The Trump administration sided with Louisiana in urging the court to uphold the law. White House Press Secretary Kayleigh McEnany criticized the decision. “In an unfortunate ruling today, the Supreme Court devalued both the health of mothers and the lives of unborn children by gutting Louisiana’s policy that required all abortion procedures be performed by individuals with admitting privileges at a nearby hospital,” McEnany said.

On the other side, support for the decision mixed with a wariness that the future of abortion rights appears to rest with Roberts.

Nancy Northup, president and CEO of the Center for Reproductive Rights, said Monday’s decision by no means ends the struggle over abortion rights in legislatures and the courts.

“We’re relieved that the Louisiana law has been blocked today but we’re concerned about tomorrow. With this win, the clinics in Louisiana can stay open to serve the one million women of reproductive age in the state. But the Court’s decision could embolden states to pass even more restrictive laws when clarity is needed if abortion rights are to be protected,” Northup said.

In other rulings Monday:

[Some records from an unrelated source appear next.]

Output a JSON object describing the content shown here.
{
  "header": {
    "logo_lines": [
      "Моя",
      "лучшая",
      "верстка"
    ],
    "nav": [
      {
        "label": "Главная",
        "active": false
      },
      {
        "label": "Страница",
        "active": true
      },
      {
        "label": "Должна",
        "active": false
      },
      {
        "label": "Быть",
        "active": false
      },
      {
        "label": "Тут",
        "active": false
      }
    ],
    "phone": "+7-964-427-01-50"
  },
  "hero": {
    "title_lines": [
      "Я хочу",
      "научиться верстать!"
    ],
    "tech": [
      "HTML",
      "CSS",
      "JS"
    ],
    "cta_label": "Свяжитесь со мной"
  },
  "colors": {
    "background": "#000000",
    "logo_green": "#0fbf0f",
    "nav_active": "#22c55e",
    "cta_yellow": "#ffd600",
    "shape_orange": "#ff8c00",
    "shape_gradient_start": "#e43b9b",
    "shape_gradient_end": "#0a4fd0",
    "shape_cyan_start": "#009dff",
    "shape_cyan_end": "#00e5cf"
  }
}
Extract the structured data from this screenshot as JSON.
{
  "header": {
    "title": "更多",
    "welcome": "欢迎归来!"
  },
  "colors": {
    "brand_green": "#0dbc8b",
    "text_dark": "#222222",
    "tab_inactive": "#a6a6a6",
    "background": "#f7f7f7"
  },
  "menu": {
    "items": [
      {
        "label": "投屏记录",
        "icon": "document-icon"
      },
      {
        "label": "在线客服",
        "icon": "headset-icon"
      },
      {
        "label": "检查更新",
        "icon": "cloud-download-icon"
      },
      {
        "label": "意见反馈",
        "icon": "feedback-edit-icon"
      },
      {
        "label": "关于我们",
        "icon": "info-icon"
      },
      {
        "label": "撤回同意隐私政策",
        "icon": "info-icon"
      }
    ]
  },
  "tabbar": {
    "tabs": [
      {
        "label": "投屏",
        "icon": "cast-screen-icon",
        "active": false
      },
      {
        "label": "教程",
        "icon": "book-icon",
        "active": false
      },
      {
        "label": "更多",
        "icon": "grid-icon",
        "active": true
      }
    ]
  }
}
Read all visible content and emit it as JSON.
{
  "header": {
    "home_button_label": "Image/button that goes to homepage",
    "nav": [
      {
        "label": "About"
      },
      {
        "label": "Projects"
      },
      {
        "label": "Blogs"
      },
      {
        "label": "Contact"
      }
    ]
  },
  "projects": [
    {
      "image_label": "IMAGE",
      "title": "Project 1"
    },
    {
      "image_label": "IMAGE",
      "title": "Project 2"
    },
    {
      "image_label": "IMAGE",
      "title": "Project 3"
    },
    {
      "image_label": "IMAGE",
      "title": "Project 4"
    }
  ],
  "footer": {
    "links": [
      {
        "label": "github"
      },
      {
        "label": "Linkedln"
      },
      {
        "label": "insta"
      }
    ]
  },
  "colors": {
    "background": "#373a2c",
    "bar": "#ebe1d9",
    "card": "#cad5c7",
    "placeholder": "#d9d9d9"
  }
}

  • The court refused to block the execution of four federal prison inmates who are scheduled to be put to death in July and August. The executions would mark the first use of the death penalty on the federal level since 2003. The court’s action leaves no obstacles standing in the way of the executions, the first of which is scheduled for July 13.
  • Justices made it easier for the president to fire the head of the Consumer Financial Protection Bureau. The court’s five conservative justices agreed that restrictions Congress imposed on when the president can fire the agency’s director violated the Constitution. The decision doesn’t have a big impact on the current head of the agency. Kathy Kraninger, who was nominated to her post by the president in 2018, said she believed the president could fire her at any time.
  • The court left in place a decision that rejected environmental groups’ challenge to sections of wall the Trump administration is building along the U.S. border with Mexico. The Center for Biological Diversity, the Animal Legal Defense Fund, Defenders of Wildlife, and the Southwest Environmental Center challenged a federal law that allows the secretary of Homeland Security to waive any laws necessary to allow the quick construction of border fencing. The groups argued that violates the Constitution’s separation of powers. But a lower court dismissed the case and justices agreed.
  • The Supreme Court upheld a provision of federal law that requires foreign affiliates of U.S.-based health organizations to denounce prostitution as a condition of receiving taxpayer money to fight AIDS around the world. Kavanaugh wrote for the court’s conservatives that “plaintiffs’ foreign affiliates are foreign organizations, and foreign organizations operating abroad possess no rights under the U. S. Constitution.”